What is it? Why is it important?
The informed consent process describes how consent is obtained including procedures in the event participants withdraw, have to re-consent or are lost to follow-up.
Processes differ based on the following main aspects:
- What is the target population of the study? Healthy volunteers, pregnant women, children, adolescents, persons unable to give consent, etc.
- How complex is the study design? Placebo controlled studies, emergency situations, inclusion of legal representative, etc.
- What are the expected study risks? First in man, intervention with novel drugs lacking extensive safety profiles, vulnerable target population
- Is the aim to further use collected study data for research? Biological material and health related data
What do I need to do?
Based on the Swiss law, describe the consent process applicable to your study, such as:
- Staff involved in consent acquisition
- Means of informing and obtaining consent (e.g. in writing and/or orally, inclusion of witness or qualified translator)
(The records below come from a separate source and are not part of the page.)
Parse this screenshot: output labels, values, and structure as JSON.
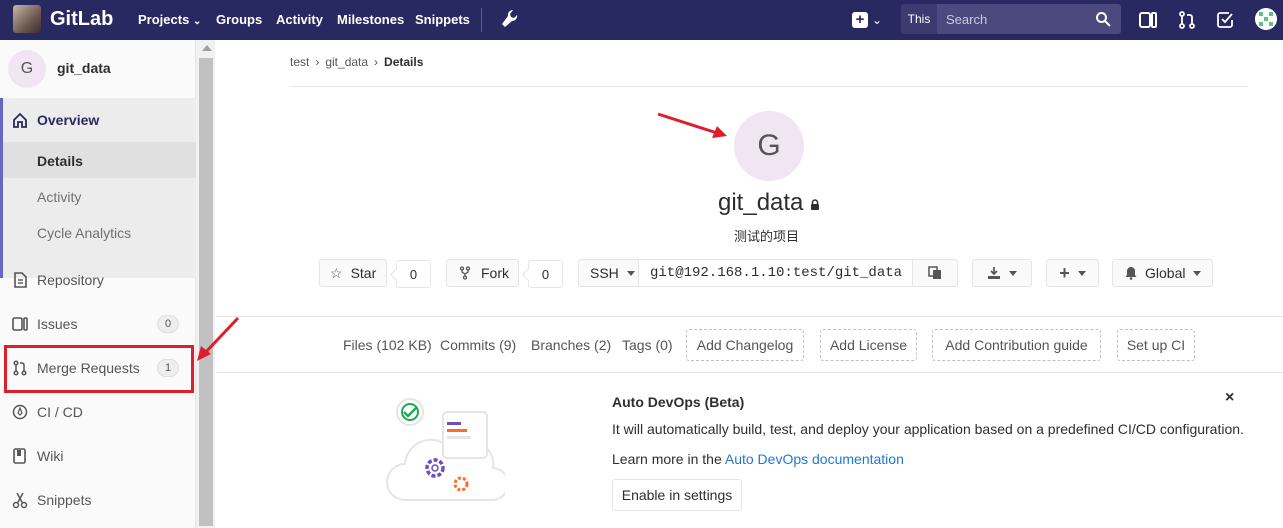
{
  "navbar": {
    "brand": "GitLab",
    "links": [
      {
        "label": "Projects",
        "dropdown": true
      },
      {
        "label": "Groups"
      },
      {
        "label": "Activity"
      },
      {
        "label": "Milestones"
      },
      {
        "label": "Snippets"
      }
    ],
    "search_scope": "This project",
    "search_placeholder": "Search"
  },
  "sidebar": {
    "project_avatar_letter": "G",
    "project_name": "git_data",
    "overview": "Overview",
    "sub_items": [
      "Details",
      "Activity",
      "Cycle Analytics"
    ],
    "items": [
      {
        "label": "Repository",
        "icon": "document-icon"
      },
      {
        "label": "Issues",
        "icon": "issues-icon",
        "badge": "0"
      },
      {
        "label": "Merge Requests",
        "icon": "merge-request-icon",
        "badge": "1"
      },
      {
        "label": "CI / CD",
        "icon": "rocket-icon"
      },
      {
        "label": "Wiki",
        "icon": "book-icon"
      },
      {
        "label": "Snippets",
        "icon": "scissors-icon"
      }
    ]
  },
  "breadcrumb": {
    "items": [
      "test",
      "git_data",
      "Details"
    ]
  },
  "project": {
    "avatar_letter": "G",
    "name": "git_data",
    "description": "测试的项目",
    "star_label": "Star",
    "star_count": "0",
    "fork_label": "Fork",
    "fork_count": "0",
    "protocol": "SSH",
    "clone_url": "git@192.168.1.10:test/git_data",
    "notification": "Global"
  },
  "stats": {
    "files": "Files (102 KB)",
    "commits": "Commits (9)",
    "branches": "Branches (2)",
    "tags": "Tags (0)",
    "add_changelog": "Add Changelog",
    "add_license": "Add License",
    "add_contribution": "Add Contribution guide",
    "setup_ci": "Set up CI"
  },
  "devops": {
    "title": "Auto DevOps (Beta)",
    "text": "It will automatically build, test, and deploy your application based on a predefined CI/CD configuration.",
    "learn_prefix": "Learn more in the",
    "learn_link": "Auto DevOps documentation",
    "enable_button": "Enable in settings",
    "close": "×"
  },
  "colors": {
    "navbar": "#292961",
    "annotation": "#e11d2b",
    "link": "#1f78d1"
  }
}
- Timing (e.g. post-hoc consent, incomplete information or step-wise consent)
- Inclusion of participants by means of advertisement
- Participant remuneration procedures
- Further use of data and material from participants that withdrew or were lost to follow up
In order to ensure that the consent process is correctly implemented, during study conduct, ongoing surveillance is important.
Aspects to include:
- The consent process of the study must be clearly described in the study protocol, including in a relevant SOP or WI
- Staff is trained on the consent process and informed about any relevant changes to this process
- During study conduct, only current and EC approved version of the ICF can be used for participant recruitment and consent
- The ICF must be correctly dated and signed by both staff and study participant:
- Only staff listed on the delegation log, and having been delegated the task of consent can sign and date the document
- On the ICF:
- All information except signatures are legible
- For identification purposes, name of staff signing the ICF is entered
- Participant name, date of birth is entered
- Participants have personally dated and signed the document
- If applicable, the time when the document was signed is entered
- Participant and staff sign the ICF together at the same time
- Study staff should never sign before the participant has entered his/her signature
- The original signed and dated ICF:
- Is filed in the ISF of the study site
- A signed copy is handed out to participants
- Are informed about changes including potential consequences of the amendment (e.g. additional safety concerns, sampling of biological material, visits, data collection, and time investments).
- Re-consent and sign the updated ICF (with date and signature)
All signed versions of the ICF are kept in the ISF of the study site.
Where can I get help?
Your local CTU↧ can support you with experienced staff regarding this topic
Basel, Departement Klinische Forschung, CTU, dkf.unibas.ch
Lugano, Clinical Trials Unit, CTU-EOC, www.ctueoc.ch
Bern, Clinical Trials Unit, CTU, www.ctu.unibe.ch
Geneva, Clinical Research Center, CRC, crc.hug.ch
Lausanne, Clinical Research Center, CRC, www.chuv.ch
St. Gallen, Clinical Trials Unit, CTU, www.kssg.ch
Zürich, Clinical Trials Center, CTC, www.usz.ch
Swissethics – see in particular:
- Checklist for the recruitment of study participants by means of advertising
- Specimen text for advertisement
- Guidelines on the retention period of biological material and personal data of further use projects without consent
- Conception and application of an electronic informed consent
- Time for consideration
- Monetary contributions to patients participating in research projects
ICH GCP E6(R2) – see in particular guideline
- 4.8. Informed consent of trial subjects
Declaration of Helsinki – see in particular principles
- 25 – 32 Informed Consent
ISO 14155:2020 Medical devices (access liable to costs) - see in particular sections
- 5.8 Informed consent
HRA – see in particular articles and chapters
- Art. 16 Informed consent
- Art. 17 Consent to further use for research
- Art. 18 Incomplete consent
- Chapter 3, section 1. Research involving children, adolescents, adults lacking capacity.
- Chapter 3, section 2. Research involving pregnant women, IFV embryos, foetuses
- Chapter 3, section 3. Research involving prisoners
- Chapter 3, section 4. Research in emergency situation
ClinO – see in particular articles
- Art. 7 Informed Consent
- Art. 8 Exception to the written form
- Art. 9 Consequences of revocation of consent
- Art. 15 Post hoc consent in emergency situations
HRO – see in particular articles and chapter
- Art. 8 Informed Consent
- Art. 9 Exception to the written form
- Art. 10 Consequences of revocation of consent
- Art.11 Research projects in emergency situations
- Art. 41 Research involving deceased persons
- Art. 44 Informed consent involving embryos and foetuses
- Chapter 3, section 2. Informed consent and information in further use of biological material and health-related data